■ **Exercise goal**
The data must be returned exactly. No line may be left out.

■ **Given data**
--- START ---
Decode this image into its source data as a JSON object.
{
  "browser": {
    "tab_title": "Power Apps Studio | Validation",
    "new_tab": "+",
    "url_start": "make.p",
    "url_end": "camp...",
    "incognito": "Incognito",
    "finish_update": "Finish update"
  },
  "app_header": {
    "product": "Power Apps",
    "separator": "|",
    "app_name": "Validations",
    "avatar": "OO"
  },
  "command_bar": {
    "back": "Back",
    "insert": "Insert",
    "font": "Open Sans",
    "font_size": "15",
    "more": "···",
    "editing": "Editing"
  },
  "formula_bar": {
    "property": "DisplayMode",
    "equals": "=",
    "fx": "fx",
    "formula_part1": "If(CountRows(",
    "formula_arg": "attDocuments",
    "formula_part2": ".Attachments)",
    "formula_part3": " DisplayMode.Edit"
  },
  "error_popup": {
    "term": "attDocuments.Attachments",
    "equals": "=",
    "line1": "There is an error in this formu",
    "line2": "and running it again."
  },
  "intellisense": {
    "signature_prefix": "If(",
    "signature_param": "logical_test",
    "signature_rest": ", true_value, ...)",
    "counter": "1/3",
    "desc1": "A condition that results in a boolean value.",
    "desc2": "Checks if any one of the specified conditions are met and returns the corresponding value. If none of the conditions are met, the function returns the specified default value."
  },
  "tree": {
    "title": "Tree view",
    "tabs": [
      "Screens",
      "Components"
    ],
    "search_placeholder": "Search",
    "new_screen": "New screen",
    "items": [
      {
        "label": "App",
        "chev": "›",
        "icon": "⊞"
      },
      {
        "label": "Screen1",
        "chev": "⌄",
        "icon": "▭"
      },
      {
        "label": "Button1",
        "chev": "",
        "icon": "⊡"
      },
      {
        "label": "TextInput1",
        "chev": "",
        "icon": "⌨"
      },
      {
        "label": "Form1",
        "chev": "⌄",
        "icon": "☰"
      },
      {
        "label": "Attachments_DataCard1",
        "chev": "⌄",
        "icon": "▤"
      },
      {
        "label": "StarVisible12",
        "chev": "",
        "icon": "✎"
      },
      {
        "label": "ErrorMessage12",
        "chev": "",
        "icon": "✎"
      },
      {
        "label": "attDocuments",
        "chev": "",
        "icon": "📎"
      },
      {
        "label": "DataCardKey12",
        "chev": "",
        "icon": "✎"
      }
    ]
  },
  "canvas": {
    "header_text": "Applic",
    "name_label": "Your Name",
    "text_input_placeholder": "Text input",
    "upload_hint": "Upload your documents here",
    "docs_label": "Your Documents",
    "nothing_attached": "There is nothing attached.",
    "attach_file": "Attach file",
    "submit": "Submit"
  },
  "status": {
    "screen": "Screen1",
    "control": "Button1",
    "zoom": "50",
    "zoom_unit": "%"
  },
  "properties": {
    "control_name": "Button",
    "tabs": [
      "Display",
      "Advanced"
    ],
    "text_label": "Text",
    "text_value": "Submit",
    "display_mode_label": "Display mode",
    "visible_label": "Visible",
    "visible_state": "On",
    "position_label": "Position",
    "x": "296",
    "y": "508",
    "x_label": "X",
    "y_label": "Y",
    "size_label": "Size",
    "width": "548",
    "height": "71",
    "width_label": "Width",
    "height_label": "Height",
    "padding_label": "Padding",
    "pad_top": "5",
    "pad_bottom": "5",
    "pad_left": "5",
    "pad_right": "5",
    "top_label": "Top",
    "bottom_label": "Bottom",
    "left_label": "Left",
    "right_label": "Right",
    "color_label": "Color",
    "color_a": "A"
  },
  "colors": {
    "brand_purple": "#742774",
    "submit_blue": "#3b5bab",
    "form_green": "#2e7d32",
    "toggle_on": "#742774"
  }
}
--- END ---
■ **Written answer**
Decode this image into its source data as a JSON object.
{
  "browser": {
    "tab_title": "Power Apps Studio | Validation",
    "new_tab": "+",
    "url_start": "make.p",
    "url_end": "camp...",
    "incognito": "Incognito",
    "finish_update": "Finish update"
  },
  "app_header": {
    "product": "Power Apps",
    "separator": "|",
    "app_name": "Validations",
    "avatar": "OO"
  },
  "command_bar": {
    "back": "Back",
    "insert": "Insert",
    "font": "Open Sans",
    "font_size": "15",
    "more": "···",
    "editing": "Editing"
  },
  "formula_bar": {
    "property": "DisplayMode",
    "equals": "=",
    "fx": "fx",
    "formula_part1": "If(CountRows(",
    "formula_arg": "attDocuments",
    "formula_part2": ".Attachments)",
    "formula_part3": " DisplayMode.Edit"
  },
  "error_popup": {
    "term": "attDocuments.Attachments",
    "equals": "=",
    "line1": "There is an error in this formu",
    "line2": "and running it again."
  },
  "intellisense": {
    "signature_prefix": "If(",
    "signature_param": "logical_test",
    "signature_rest": ", true_value, ...)",
    "counter": "1/3",
    "desc1": "A condition that results in a boolean value.",
    "desc2": "Checks if any one of the specified conditions are met and returns the corresponding value. If none of the conditions are met, the function returns the specified default value."
  },
  "tree": {
    "title": "Tree view",
    "tabs": [
      "Screens",
      "Components"
    ],
    "search_placeholder": "Search",
    "new_screen": "New screen",
    "items": [
      {
        "label": "App",
        "chev": "›",
        "icon": "⊞"
      },
      {
        "label": "Screen1",
        "chev": "⌄",
        "icon": "▭"
      },
      {
        "label": "Button1",
        "chev": "",
        "icon": "⊡"
      },
      {
        "label": "TextInput1",
        "chev": "",
        "icon": "⌨"
      },
      {
        "label": "Form1",
        "chev": "⌄",
        "icon": "☰"
      },
      {
        "label": "Attachments_DataCard1",
        "chev": "⌄",
        "icon": "▤"
      },
      {
        "label": "StarVisible12",
        "chev": "",
        "icon": "✎"
      },
      {
        "label": "ErrorMessage12",
        "chev": "",
        "icon": "✎"
      },
      {
        "label": "attDocuments",
        "chev": "",
        "icon": "📎"
      },
      {
        "label": "DataCardKey12",
        "chev": "",
        "icon": "✎"
      }
    ]
  },
  "canvas": {
    "header_text": "Applic",
    "name_label": "Your Name",
    "text_input_placeholder": "Text input",
    "upload_hint": "Upload your documents here",
    "docs_label": "Your Documents",
    "nothing_attached": "There is nothing attached.",
    "attach_file": "Attach file",
    "submit": "Submit"
  },
  "status": {
    "screen": "Screen1",
    "control": "Button1",
    "zoom": "50",
    "zoom_unit": "%"
  },
  "properties": {
    "control_name": "Button",
    "tabs": [
      "Display",
      "Advanced"
    ],
    "text_label": "Text",
    "text_value": "Submit",
    "display_mode_label": "Display mode",
    "visible_label": "Visible",
    "visible_state": "On",
    "position_label": "Position",
    "x": "296",
    "y": "508",
    "x_label": "X",
    "y_label": "Y",
    "size_label": "Size",
    "width": "548",
    "height": "71",
    "width_label": "Width",
    "height_label": "Height",
    "padding_label": "Padding",
    "pad_top": "5",
    "pad_bottom": "5",
    "pad_left": "5",
    "pad_right": "5",
    "top_label": "Top",
    "bottom_label": "Bottom",
    "left_label": "Left",
    "right_label": "Right",
    "color_label": "Color",
    "color_a": "A"
  },
  "colors": {
    "brand_purple": "#742774",
    "submit_blue": "#3b5bab",
    "form_green": "#2e7d32",
    "toggle_on": "#742774"
  }
}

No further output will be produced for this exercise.